I was down to the last dose of Sudafed. Panic! I rummaged through the cabinet in hopes of finding an emergency stash. Instead of plain Sudafed, I found a box of Aleve Cold & Sinus – remnants of Marukan’s last illness. I remember the doctor said it was sold over-the-counter, but was kept behind-the-counter and I’d have to ask for it, show the pharmacist the “not really a prescription for over-the-counter medication” paper, and give the assistant my driver’s license so they could enter my name on the Meth Lab Prevention list.
What I didn’t remember was the doctor saying to take the stuff only in the mornings. I remembered it at 4 AM, though.
I checked the ingredients on the label. Regular Sudafed has 10 mg (of Sudafed) per 4-hour dose. The Aleve Cold & Sinus has 120 mg (of Sudafed) per 12-hour dose. Talk about sheer energy!

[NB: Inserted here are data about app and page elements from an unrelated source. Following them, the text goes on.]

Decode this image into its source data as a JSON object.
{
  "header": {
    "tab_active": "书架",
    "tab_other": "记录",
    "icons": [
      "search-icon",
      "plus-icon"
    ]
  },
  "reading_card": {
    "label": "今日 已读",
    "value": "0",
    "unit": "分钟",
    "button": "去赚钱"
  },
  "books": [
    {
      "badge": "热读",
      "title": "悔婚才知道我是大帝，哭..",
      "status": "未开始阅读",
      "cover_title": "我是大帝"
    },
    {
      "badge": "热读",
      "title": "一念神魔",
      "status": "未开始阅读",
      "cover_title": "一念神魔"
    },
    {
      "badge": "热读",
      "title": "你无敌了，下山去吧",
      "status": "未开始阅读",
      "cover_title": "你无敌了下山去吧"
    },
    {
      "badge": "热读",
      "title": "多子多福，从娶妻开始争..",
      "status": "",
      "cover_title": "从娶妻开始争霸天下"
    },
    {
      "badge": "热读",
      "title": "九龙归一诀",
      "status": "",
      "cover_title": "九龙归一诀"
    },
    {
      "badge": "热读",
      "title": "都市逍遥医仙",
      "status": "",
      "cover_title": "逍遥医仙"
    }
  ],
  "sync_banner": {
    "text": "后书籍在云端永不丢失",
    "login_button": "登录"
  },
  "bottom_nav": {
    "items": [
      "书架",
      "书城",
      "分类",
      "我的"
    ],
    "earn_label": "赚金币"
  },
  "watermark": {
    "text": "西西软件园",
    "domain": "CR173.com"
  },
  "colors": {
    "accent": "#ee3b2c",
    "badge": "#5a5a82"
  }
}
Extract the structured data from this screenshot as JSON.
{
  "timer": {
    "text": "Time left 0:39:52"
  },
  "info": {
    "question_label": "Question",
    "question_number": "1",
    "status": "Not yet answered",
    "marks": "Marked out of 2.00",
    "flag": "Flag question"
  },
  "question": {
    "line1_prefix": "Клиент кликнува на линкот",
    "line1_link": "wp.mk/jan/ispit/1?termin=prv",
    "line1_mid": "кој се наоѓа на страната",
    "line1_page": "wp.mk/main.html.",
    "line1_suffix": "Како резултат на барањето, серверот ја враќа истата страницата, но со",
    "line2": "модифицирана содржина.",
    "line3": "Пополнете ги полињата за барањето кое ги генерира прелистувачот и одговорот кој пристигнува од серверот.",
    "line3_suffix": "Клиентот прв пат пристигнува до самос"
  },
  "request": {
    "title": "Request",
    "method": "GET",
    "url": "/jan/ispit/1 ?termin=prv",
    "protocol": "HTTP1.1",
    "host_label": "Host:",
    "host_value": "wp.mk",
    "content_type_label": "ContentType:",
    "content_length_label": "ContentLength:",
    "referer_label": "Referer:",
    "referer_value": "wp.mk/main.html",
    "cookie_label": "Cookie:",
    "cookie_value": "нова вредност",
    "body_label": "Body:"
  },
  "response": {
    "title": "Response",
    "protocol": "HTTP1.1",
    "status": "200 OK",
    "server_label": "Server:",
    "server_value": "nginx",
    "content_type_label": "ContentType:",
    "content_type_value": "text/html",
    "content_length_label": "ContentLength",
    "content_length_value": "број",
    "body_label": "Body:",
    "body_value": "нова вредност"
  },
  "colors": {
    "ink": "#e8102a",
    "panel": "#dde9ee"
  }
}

I got so many projects completed this weekend!
On a different medication note – in my life, the taste of all liquid medications has been compared to some “carsick medicine” I used to have to take when I was small. I used to get vomiterious in the back seat of the car on long drives. I’d like to think that it was related to the driver’s ability to negotiate curves on country roads while smoking with the windows rolled up, but it’s easier to medicate a child than to change the behavior of an adult.
But I digress. The carsick medicine was, by far, the foulest tasting substance known to me. Any time people complained about the taste of Nyquil or cough syrup, I remembered the carsick medicine and ranked the tastes of these other medicaments accordingly.
Last night I took some prescription cough syrup. I was unable to rank the taste on the “at least it’s better than carsick medicine” scale… because it WAS the carsick medicine! It was Phenergan all along. G to the R to the O double S.